START Given information

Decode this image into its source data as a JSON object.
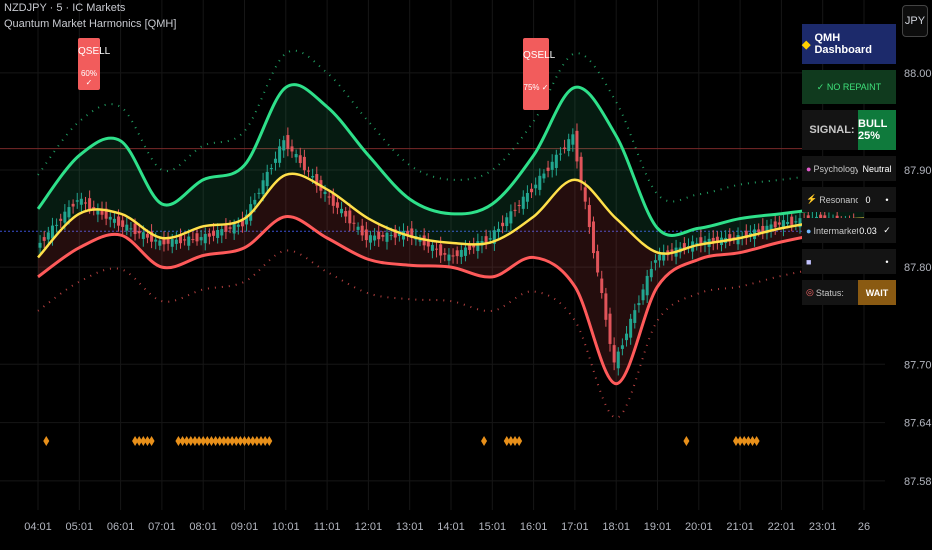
{
  "header": {
    "symbol_line": "NZDJPY · 5 · IC Markets",
    "indicator_line": "Quantum Market Harmonics [QMH]"
  },
  "currency_button": "JPY",
  "dashboard": {
    "title": "QMH Dashboard",
    "repaint": "✓ NO REPAINT",
    "signal_label": "SIGNAL:",
    "signal_value": "BULL 25%",
    "rows": [
      {
        "label": "Psychology:",
        "value": "Neutral",
        "side": ""
      },
      {
        "label": "Resonance:",
        "value": "0",
        "side": "•"
      },
      {
        "label": "Intermarket:",
        "value": "0.03",
        "side": "✓"
      },
      {
        "label": "",
        "value": "",
        "side": "•"
      },
      {
        "label": "Status:",
        "value": "WAIT",
        "side": ""
      }
    ],
    "colors": {
      "title_bg": "#1c2a6b",
      "signal_bg": "#0f7a3c",
      "status_bg": "#8a5a12"
    }
  },
  "signals": [
    {
      "label": "QSELL",
      "pct": "60% ✓",
      "time_index": 2
    },
    {
      "label": "QSELL",
      "pct": "75% ✓",
      "time_index": 13
    }
  ],
  "chart_data": {
    "type": "line",
    "title": "",
    "xlabel": "",
    "ylabel": "",
    "x": [
      "04:01",
      "05:01",
      "06:01",
      "07:01",
      "08:01",
      "09:01",
      "10:01",
      "11:01",
      "12:01",
      "13:01",
      "14:01",
      "15:01",
      "16:01",
      "17:01",
      "18:01",
      "19:01",
      "20:01",
      "21:01",
      "22:01",
      "23:01",
      "26"
    ],
    "ylim": [
      87.55,
      88.075
    ],
    "yticks": [
      88.0,
      87.9,
      87.8,
      87.7,
      87.64,
      87.58
    ],
    "ytick_labels": [
      "88.000",
      "87.900",
      "87.800",
      "87.700",
      "87.640",
      "87.580"
    ],
    "grid": true,
    "price_ref_line": 87.837,
    "resistance_line": 87.922,
    "series": [
      {
        "role": "upper_band",
        "color": "#2ee08a",
        "values": [
          87.86,
          87.915,
          87.93,
          87.865,
          87.89,
          87.905,
          87.985,
          87.965,
          87.915,
          87.87,
          87.855,
          87.865,
          87.915,
          87.985,
          87.935,
          87.84,
          87.84,
          87.85,
          87.855,
          87.86,
          87.862
        ]
      },
      {
        "role": "mid_line",
        "color": "#ffe04a",
        "values": [
          87.81,
          87.855,
          87.855,
          87.83,
          87.842,
          87.85,
          87.895,
          87.88,
          87.85,
          87.832,
          87.825,
          87.826,
          87.852,
          87.89,
          87.85,
          87.815,
          87.823,
          87.83,
          87.84,
          87.847,
          87.85
        ]
      },
      {
        "role": "lower_band",
        "color": "#ff5a5a",
        "values": [
          87.79,
          87.82,
          87.833,
          87.8,
          87.812,
          87.82,
          87.852,
          87.83,
          87.808,
          87.802,
          87.8,
          87.79,
          87.81,
          87.78,
          87.68,
          87.78,
          87.808,
          87.815,
          87.826,
          87.834,
          87.836
        ]
      },
      {
        "role": "close",
        "color": "#2ab39a",
        "values": [
          87.82,
          87.87,
          87.845,
          87.825,
          87.83,
          87.845,
          87.93,
          87.875,
          87.83,
          87.835,
          87.81,
          87.83,
          87.88,
          87.935,
          87.7,
          87.81,
          87.825,
          87.83,
          87.845,
          87.85,
          87.84
        ]
      }
    ],
    "divergence_markers": [
      0.2,
      2.35,
      2.45,
      2.55,
      2.65,
      2.75,
      3.4,
      3.5,
      3.6,
      3.7,
      3.8,
      3.9,
      4.0,
      4.1,
      4.2,
      4.3,
      4.4,
      4.5,
      4.6,
      4.7,
      4.8,
      4.9,
      5.0,
      5.1,
      5.2,
      5.3,
      5.4,
      5.5,
      5.6,
      10.8,
      11.35,
      11.45,
      11.55,
      11.65,
      15.7,
      16.9,
      17.0,
      17.1,
      17.2,
      17.3,
      17.4
    ],
    "marker_color": "#e8901a"
  }
}
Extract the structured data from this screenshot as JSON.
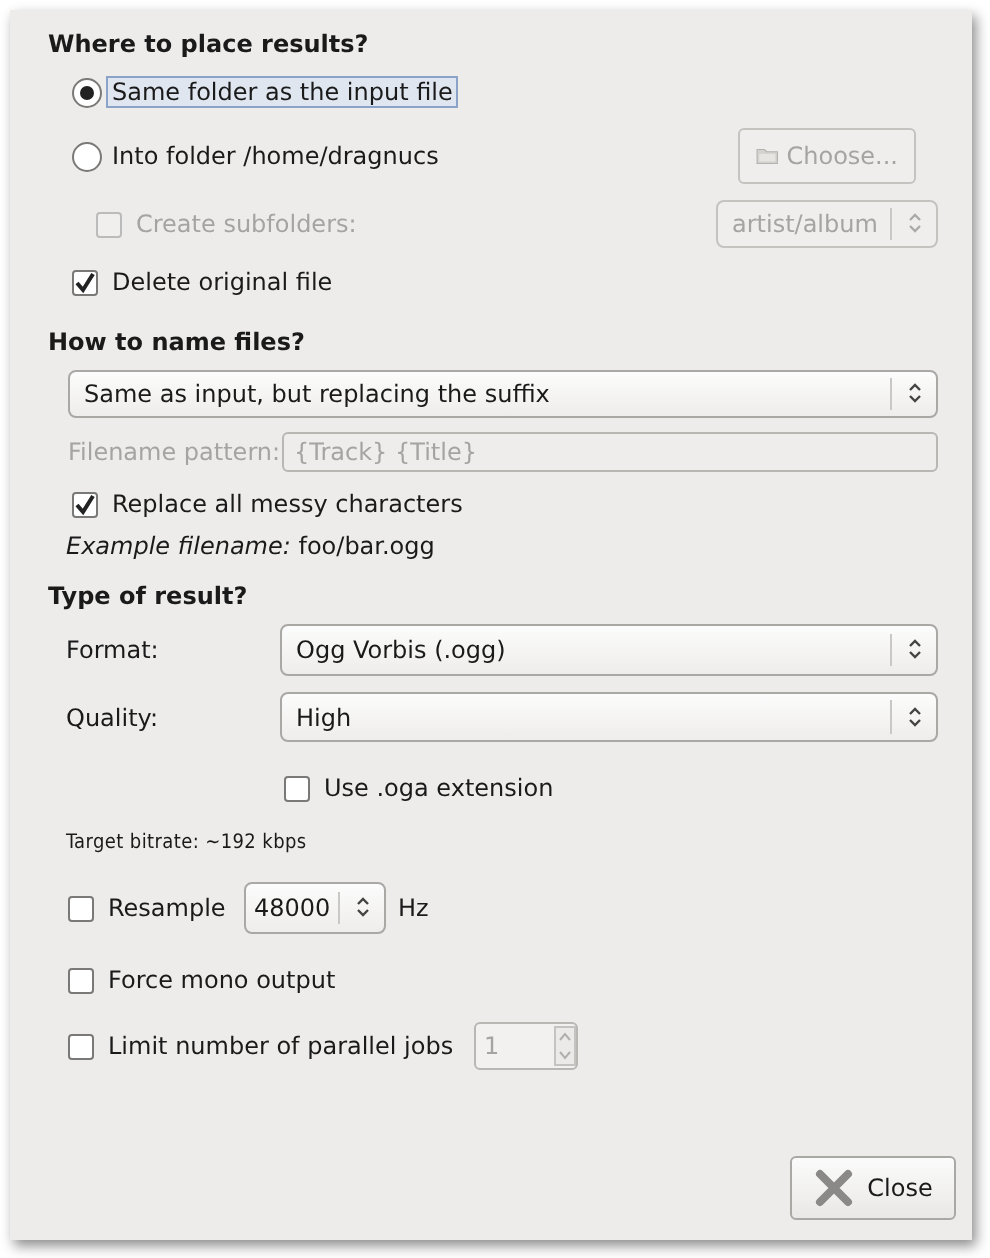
{
  "placement": {
    "title": "Where to place results?",
    "options": [
      {
        "label": "Same folder as the input file",
        "selected": true,
        "focused": true
      },
      {
        "label": "Into folder /home/dragnucs",
        "selected": false,
        "focused": false
      }
    ],
    "choose_button": {
      "label": "Choose...",
      "disabled": true
    },
    "subfolders": {
      "label": "Create subfolders:",
      "checked": false,
      "disabled": true,
      "value": "artist/album"
    },
    "delete_original": {
      "label": "Delete original file",
      "checked": true
    }
  },
  "naming": {
    "title": "How to name files?",
    "scheme": {
      "value": "Same as input, but replacing the suffix"
    },
    "pattern": {
      "label": "Filename pattern:",
      "value": "{Track} {Title}",
      "disabled": true
    },
    "replace_messy": {
      "label": "Replace all messy characters",
      "checked": true
    },
    "example": {
      "label": "Example filename:",
      "value": "foo/bar.ogg"
    }
  },
  "result": {
    "title": "Type of result?",
    "format": {
      "label": "Format:",
      "value": "Ogg Vorbis (.ogg)"
    },
    "quality": {
      "label": "Quality:",
      "value": "High"
    },
    "oga": {
      "label": "Use .oga extension",
      "checked": false
    },
    "target_bitrate": "Target bitrate: ~192 kbps",
    "resample": {
      "label": "Resample",
      "checked": false,
      "value": "48000",
      "unit": "Hz"
    },
    "force_mono": {
      "label": "Force mono output",
      "checked": false
    },
    "limit_jobs": {
      "label": "Limit number of parallel jobs",
      "checked": false,
      "value": "1",
      "disabled": true
    }
  },
  "buttons": [
    {
      "label": "Close",
      "kind": "close"
    }
  ]
}
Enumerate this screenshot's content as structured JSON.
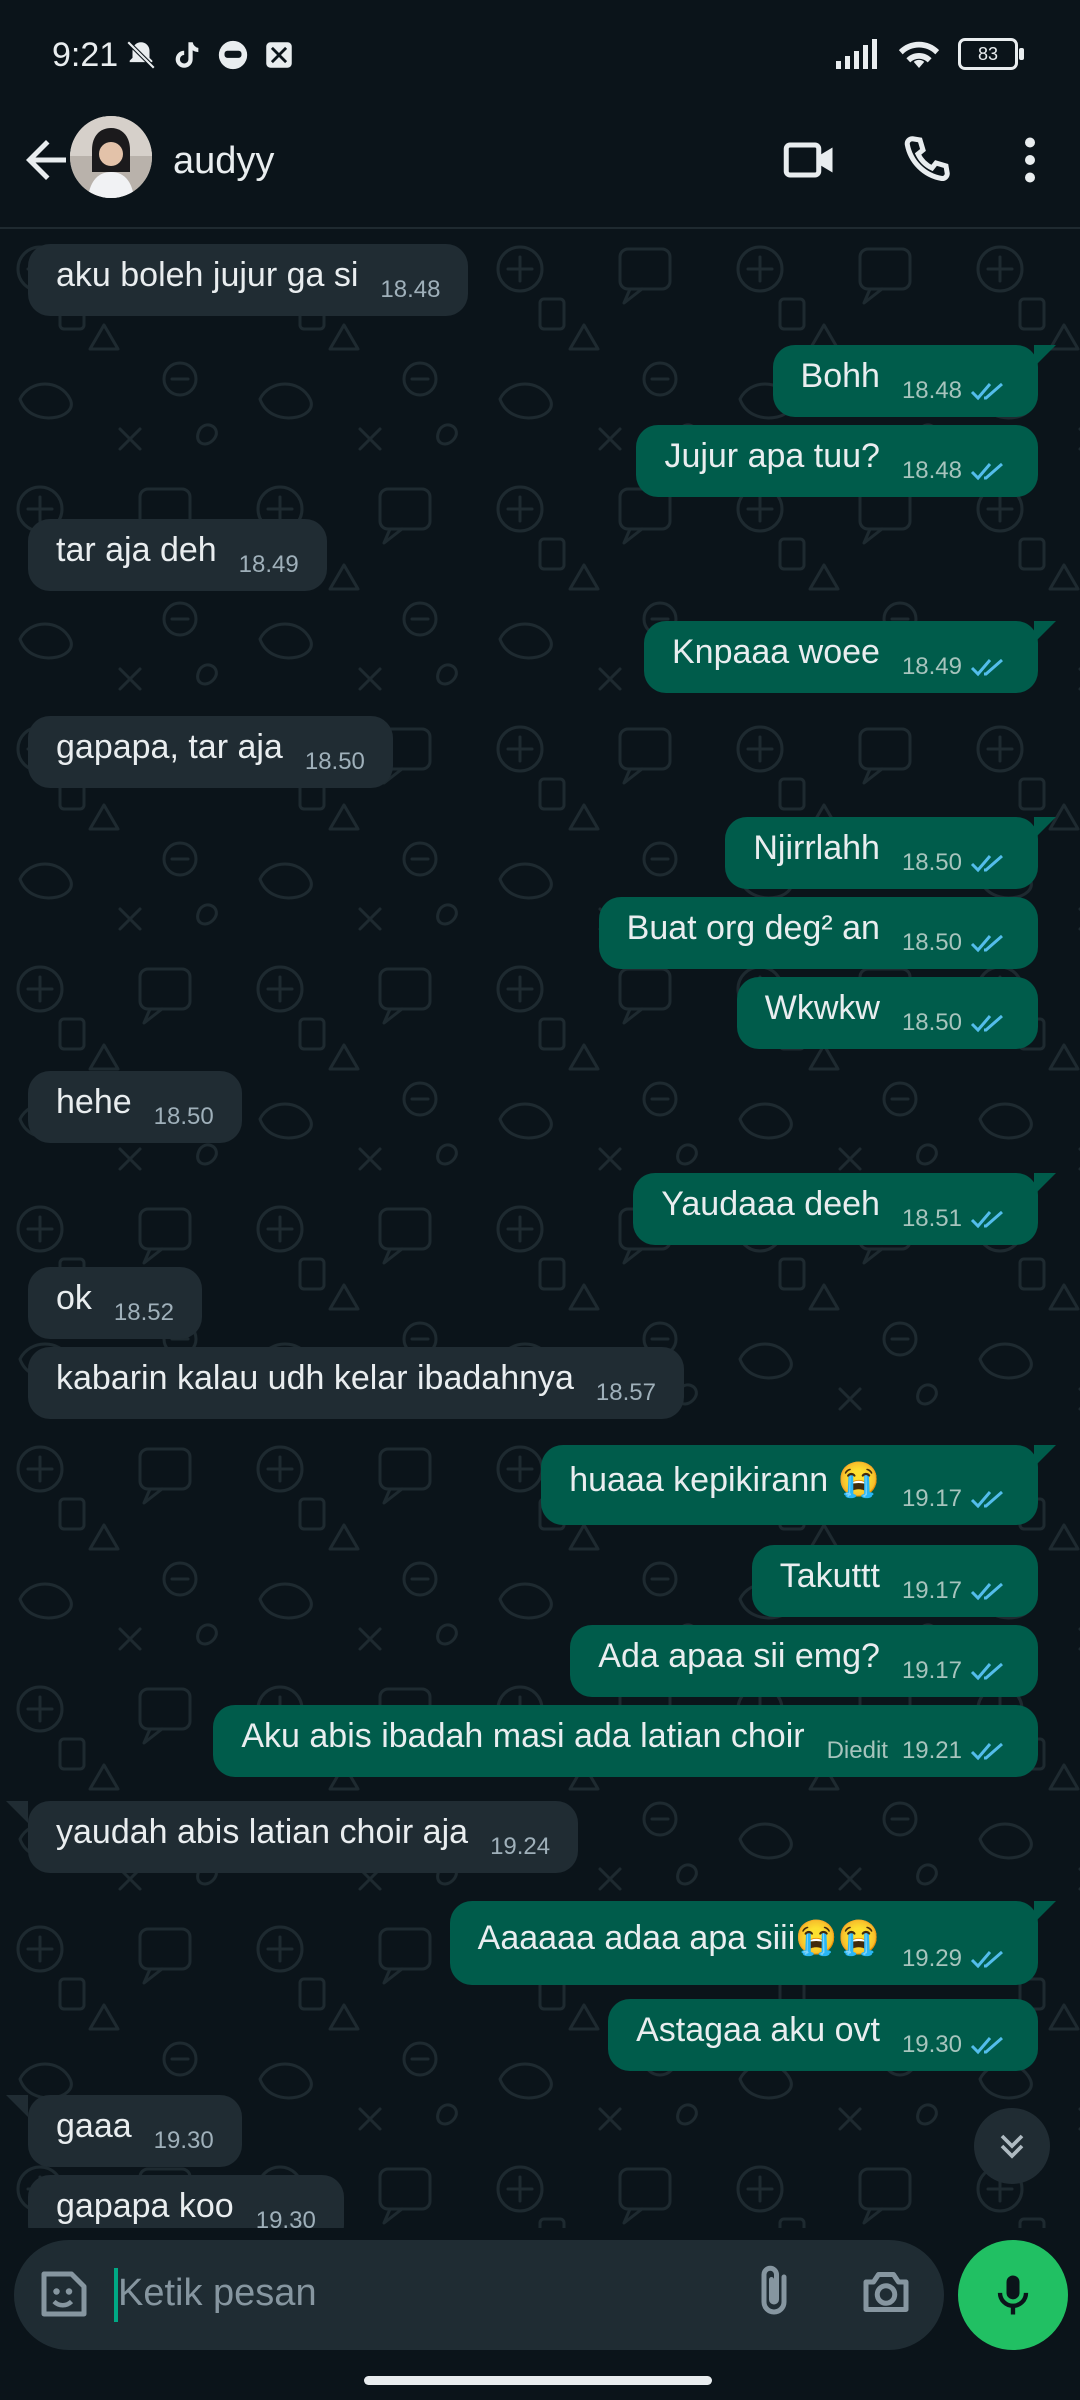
{
  "status_bar": {
    "time": "9:21",
    "battery": "83"
  },
  "header": {
    "contact_name": "audyy"
  },
  "messages": [
    {
      "dir": "in",
      "text": "aku boleh jujur ga si",
      "time": "18.48"
    },
    {
      "dir": "out",
      "text": "Bohh",
      "time": "18.48",
      "read": true
    },
    {
      "dir": "out",
      "text": "Jujur apa tuu?",
      "time": "18.48",
      "read": true
    },
    {
      "dir": "in",
      "text": "tar aja deh",
      "time": "18.49"
    },
    {
      "dir": "out",
      "text": "Knpaaa woee",
      "time": "18.49",
      "read": true
    },
    {
      "dir": "in",
      "text": "gapapa, tar aja",
      "time": "18.50"
    },
    {
      "dir": "out",
      "text": "Njirrlahh",
      "time": "18.50",
      "read": true
    },
    {
      "dir": "out",
      "text": "Buat org deg² an",
      "time": "18.50",
      "read": true
    },
    {
      "dir": "out",
      "text": "Wkwkw",
      "time": "18.50",
      "read": true
    },
    {
      "dir": "in",
      "text": "hehe",
      "time": "18.50"
    },
    {
      "dir": "out",
      "text": "Yaudaaa deeh",
      "time": "18.51",
      "read": true
    },
    {
      "dir": "in",
      "text": "ok",
      "time": "18.52"
    },
    {
      "dir": "in",
      "text": "kabarin kalau udh kelar ibadahnya",
      "time": "18.57"
    },
    {
      "dir": "out",
      "text": "huaaa kepikirann 😭",
      "time": "19.17",
      "read": true
    },
    {
      "dir": "out",
      "text": "Takuttt",
      "time": "19.17",
      "read": true
    },
    {
      "dir": "out",
      "text": "Ada apaa sii emg?",
      "time": "19.17",
      "read": true
    },
    {
      "dir": "out",
      "text": "Aku abis ibadah masi ada latian choir",
      "time": "19.21",
      "read": true,
      "edited": "Diedit"
    },
    {
      "dir": "in",
      "text": "yaudah abis latian choir aja",
      "time": "19.24"
    },
    {
      "dir": "out",
      "text": "Aaaaaa adaa apa siii😭😭",
      "time": "19.29",
      "read": true
    },
    {
      "dir": "out",
      "text": "Astagaa aku ovt",
      "time": "19.30",
      "read": true
    },
    {
      "dir": "in",
      "text": "gaaa",
      "time": "19.30"
    },
    {
      "dir": "in",
      "text": "gapapa koo",
      "time": "19.30"
    }
  ],
  "composer": {
    "placeholder": "Ketik pesan"
  },
  "colors": {
    "incoming": "#202c33",
    "outgoing": "#005c4b",
    "accent": "#21c063",
    "read_ticks": "#53bdeb"
  },
  "icons": [
    "back-arrow-icon",
    "video-call-icon",
    "voice-call-icon",
    "more-options-icon",
    "emoji-icon",
    "attach-icon",
    "camera-icon",
    "mic-icon",
    "chevron-double-down-icon"
  ]
}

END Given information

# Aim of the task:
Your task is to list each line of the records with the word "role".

# Solution:
        "role": "upper_band",
        "role": "mid_line",
        "role": "lower_band",
        "role": "close",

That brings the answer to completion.